### Input records
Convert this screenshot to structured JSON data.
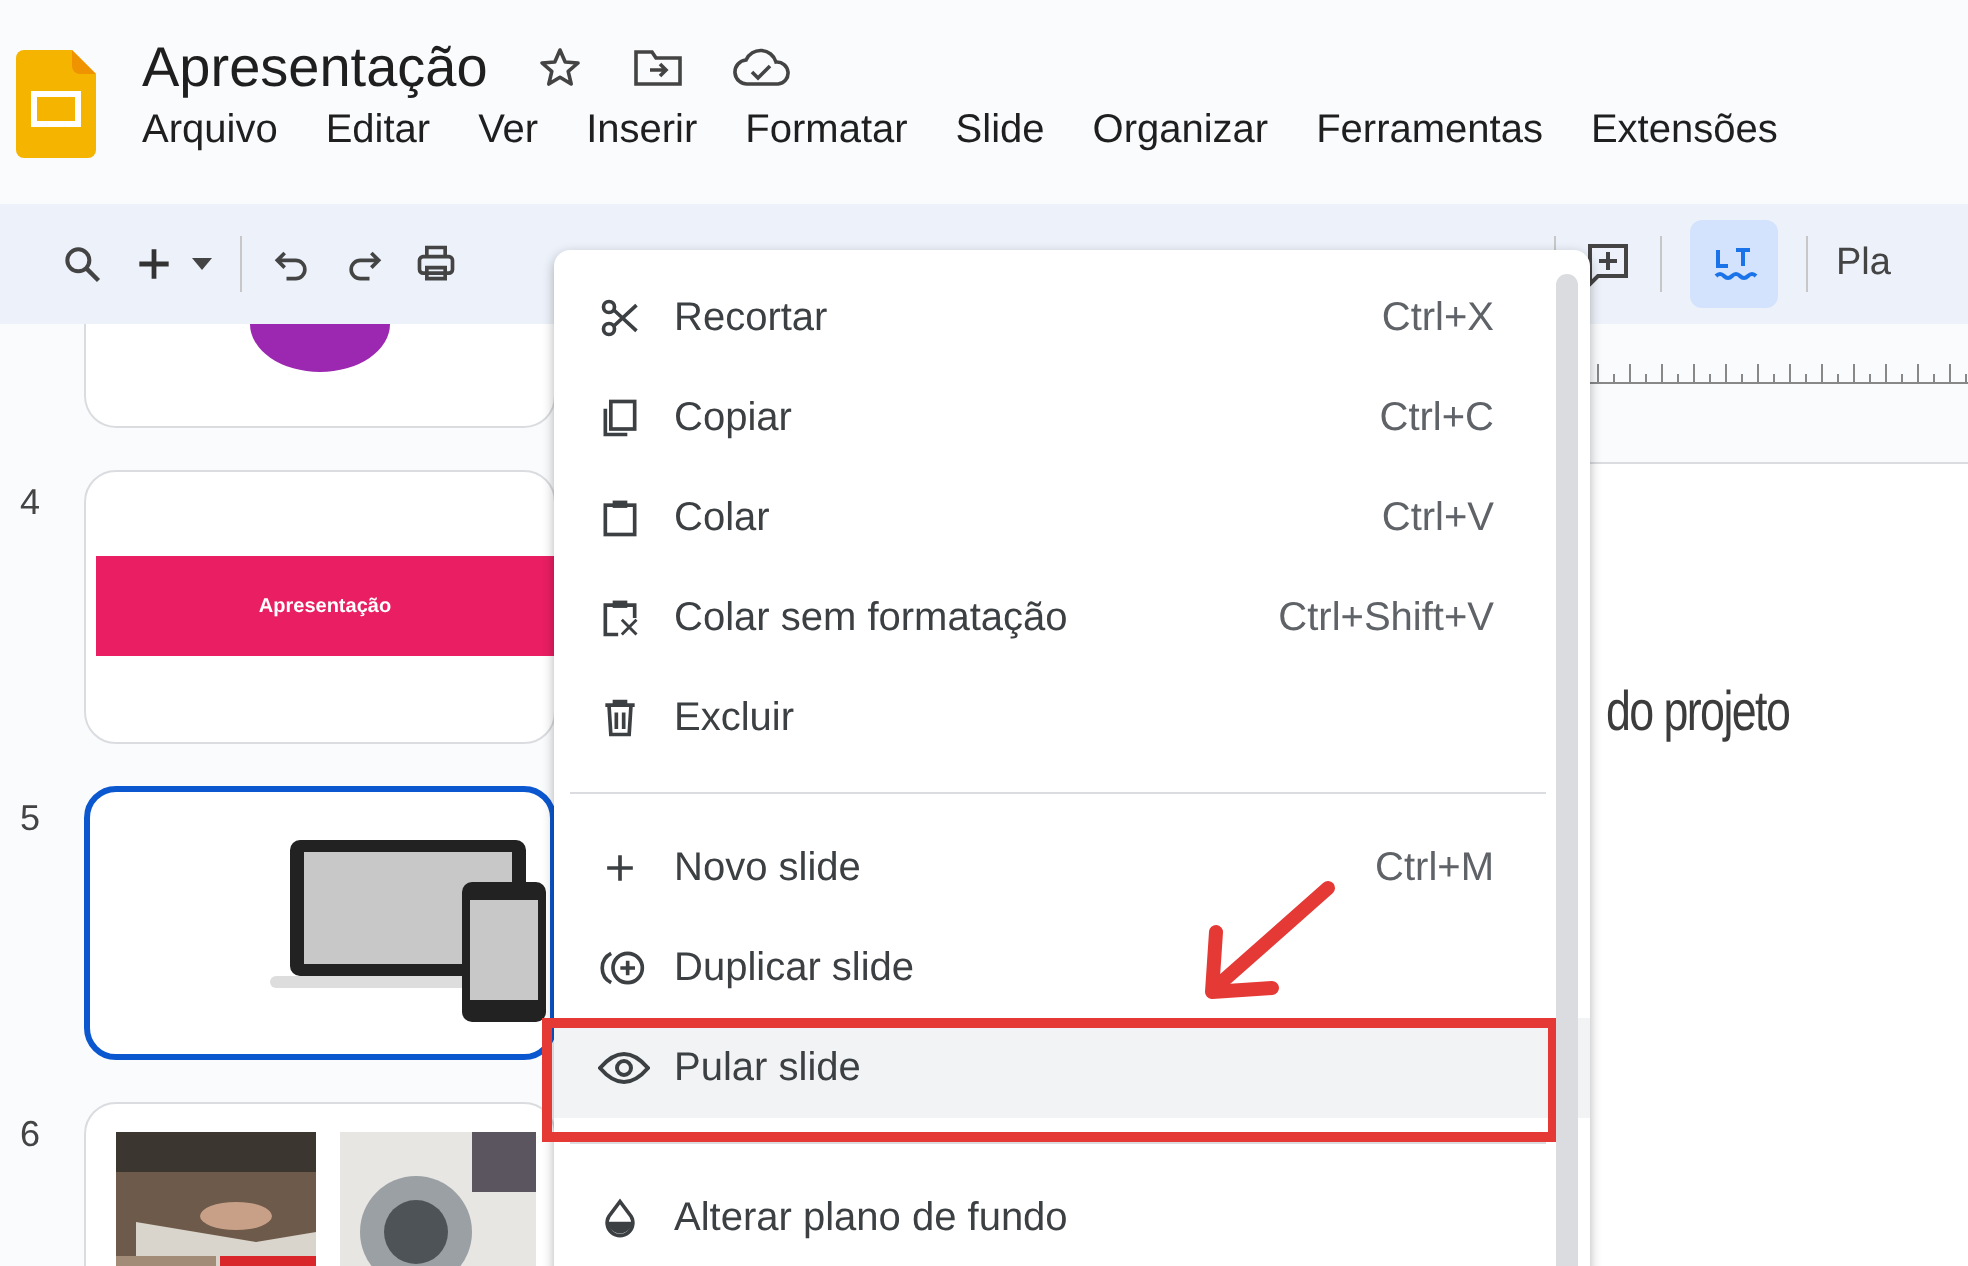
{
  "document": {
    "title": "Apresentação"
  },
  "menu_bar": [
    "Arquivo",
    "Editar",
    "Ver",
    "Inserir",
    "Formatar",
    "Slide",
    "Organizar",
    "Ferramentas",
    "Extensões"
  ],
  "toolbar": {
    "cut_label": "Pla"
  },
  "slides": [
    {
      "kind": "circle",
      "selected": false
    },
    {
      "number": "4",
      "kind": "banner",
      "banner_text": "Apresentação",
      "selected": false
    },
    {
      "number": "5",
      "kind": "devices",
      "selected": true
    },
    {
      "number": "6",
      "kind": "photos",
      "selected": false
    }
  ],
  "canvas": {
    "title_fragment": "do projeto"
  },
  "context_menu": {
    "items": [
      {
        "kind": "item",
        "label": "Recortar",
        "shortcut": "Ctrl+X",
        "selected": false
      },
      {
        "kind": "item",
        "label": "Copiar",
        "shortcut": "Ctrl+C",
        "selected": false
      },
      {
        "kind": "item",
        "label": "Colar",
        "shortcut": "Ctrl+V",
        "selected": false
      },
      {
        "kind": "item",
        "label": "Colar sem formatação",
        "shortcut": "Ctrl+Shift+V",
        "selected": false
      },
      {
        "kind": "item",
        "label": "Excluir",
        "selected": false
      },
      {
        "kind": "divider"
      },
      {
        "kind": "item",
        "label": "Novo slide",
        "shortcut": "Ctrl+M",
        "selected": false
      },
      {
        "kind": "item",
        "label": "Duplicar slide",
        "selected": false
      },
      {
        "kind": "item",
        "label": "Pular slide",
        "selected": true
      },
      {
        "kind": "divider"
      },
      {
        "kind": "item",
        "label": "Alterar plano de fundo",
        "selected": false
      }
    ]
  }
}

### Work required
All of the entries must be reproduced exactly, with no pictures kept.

### Your solution
Convert this screenshot to structured JSON data.
{
  "document": {
    "title": "Apresentação"
  },
  "menu_bar": [
    "Arquivo",
    "Editar",
    "Ver",
    "Inserir",
    "Formatar",
    "Slide",
    "Organizar",
    "Ferramentas",
    "Extensões"
  ],
  "toolbar": {
    "cut_label": "Pla"
  },
  "slides": [
    {
      "kind": "circle",
      "selected": false
    },
    {
      "number": "4",
      "kind": "banner",
      "banner_text": "Apresentação",
      "selected": false
    },
    {
      "number": "5",
      "kind": "devices",
      "selected": true
    },
    {
      "number": "6",
      "kind": "photos",
      "selected": false
    }
  ],
  "canvas": {
    "title_fragment": "do projeto"
  },
  "context_menu": {
    "items": [
      {
        "kind": "item",
        "label": "Recortar",
        "shortcut": "Ctrl+X",
        "selected": false
      },
      {
        "kind": "item",
        "label": "Copiar",
        "shortcut": "Ctrl+C",
        "selected": false
      },
      {
        "kind": "item",
        "label": "Colar",
        "shortcut": "Ctrl+V",
        "selected": false
      },
      {
        "kind": "item",
        "label": "Colar sem formatação",
        "shortcut": "Ctrl+Shift+V",
        "selected": false
      },
      {
        "kind": "item",
        "label": "Excluir",
        "selected": false
      },
      {
        "kind": "divider"
      },
      {
        "kind": "item",
        "label": "Novo slide",
        "shortcut": "Ctrl+M",
        "selected": false
      },
      {
        "kind": "item",
        "label": "Duplicar slide",
        "selected": false
      },
      {
        "kind": "item",
        "label": "Pular slide",
        "selected": true
      },
      {
        "kind": "divider"
      },
      {
        "kind": "item",
        "label": "Alterar plano de fundo",
        "selected": false
      }
    ]
  }
}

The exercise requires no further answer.